[Exercise details]
When "icon" occurs in a line of the material, copy that line.

[Provided records]
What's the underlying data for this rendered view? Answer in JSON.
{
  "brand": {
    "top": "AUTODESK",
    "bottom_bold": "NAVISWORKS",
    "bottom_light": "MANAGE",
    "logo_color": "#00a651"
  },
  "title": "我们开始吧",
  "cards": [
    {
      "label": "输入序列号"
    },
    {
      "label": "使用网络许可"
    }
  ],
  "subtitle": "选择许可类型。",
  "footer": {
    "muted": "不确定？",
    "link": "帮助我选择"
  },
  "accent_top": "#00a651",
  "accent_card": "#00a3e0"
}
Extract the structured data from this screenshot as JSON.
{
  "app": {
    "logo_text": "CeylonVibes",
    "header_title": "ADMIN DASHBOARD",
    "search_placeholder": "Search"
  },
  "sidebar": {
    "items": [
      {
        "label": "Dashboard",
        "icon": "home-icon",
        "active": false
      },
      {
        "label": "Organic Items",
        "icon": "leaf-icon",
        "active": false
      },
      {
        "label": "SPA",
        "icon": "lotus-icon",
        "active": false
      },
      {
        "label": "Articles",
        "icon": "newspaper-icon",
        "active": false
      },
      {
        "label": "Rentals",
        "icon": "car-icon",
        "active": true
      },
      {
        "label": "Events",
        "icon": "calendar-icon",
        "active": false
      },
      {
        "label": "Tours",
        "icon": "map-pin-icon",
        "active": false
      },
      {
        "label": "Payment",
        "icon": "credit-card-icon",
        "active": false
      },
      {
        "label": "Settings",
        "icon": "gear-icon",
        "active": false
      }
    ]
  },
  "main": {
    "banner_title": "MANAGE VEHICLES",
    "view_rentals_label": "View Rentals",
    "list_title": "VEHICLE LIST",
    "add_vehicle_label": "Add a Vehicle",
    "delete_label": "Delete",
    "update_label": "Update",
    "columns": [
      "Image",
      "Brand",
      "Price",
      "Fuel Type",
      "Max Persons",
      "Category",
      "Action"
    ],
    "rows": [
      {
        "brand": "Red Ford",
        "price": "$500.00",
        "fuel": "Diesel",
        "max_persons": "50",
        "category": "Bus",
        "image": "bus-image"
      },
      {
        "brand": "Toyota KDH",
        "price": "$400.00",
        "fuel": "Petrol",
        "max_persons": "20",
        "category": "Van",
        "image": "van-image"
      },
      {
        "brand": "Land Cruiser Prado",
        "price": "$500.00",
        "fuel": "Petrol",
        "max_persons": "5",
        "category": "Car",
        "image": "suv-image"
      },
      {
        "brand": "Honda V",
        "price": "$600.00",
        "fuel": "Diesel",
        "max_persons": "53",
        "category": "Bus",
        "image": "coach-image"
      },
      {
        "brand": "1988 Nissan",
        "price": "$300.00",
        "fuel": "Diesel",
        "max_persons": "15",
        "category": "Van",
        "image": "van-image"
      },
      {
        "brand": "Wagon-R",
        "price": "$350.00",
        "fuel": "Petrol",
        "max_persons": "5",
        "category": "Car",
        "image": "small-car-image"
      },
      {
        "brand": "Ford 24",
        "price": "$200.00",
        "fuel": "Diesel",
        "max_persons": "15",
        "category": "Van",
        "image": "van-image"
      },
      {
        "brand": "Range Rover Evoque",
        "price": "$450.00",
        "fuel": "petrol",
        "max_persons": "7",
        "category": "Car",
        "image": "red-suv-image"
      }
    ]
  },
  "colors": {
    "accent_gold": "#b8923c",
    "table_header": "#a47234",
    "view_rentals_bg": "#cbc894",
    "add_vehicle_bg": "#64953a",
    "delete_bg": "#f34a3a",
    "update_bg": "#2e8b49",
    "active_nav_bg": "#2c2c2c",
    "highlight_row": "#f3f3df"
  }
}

[Reply to the exercise]
        "icon": "home-icon",
        "icon": "leaf-icon",
        "icon": "lotus-icon",
        "icon": "newspaper-icon",
        "icon": "car-icon",
        "icon": "calendar-icon",
        "icon": "map-pin-icon",
        "icon": "credit-card-icon",
        "icon": "gear-icon",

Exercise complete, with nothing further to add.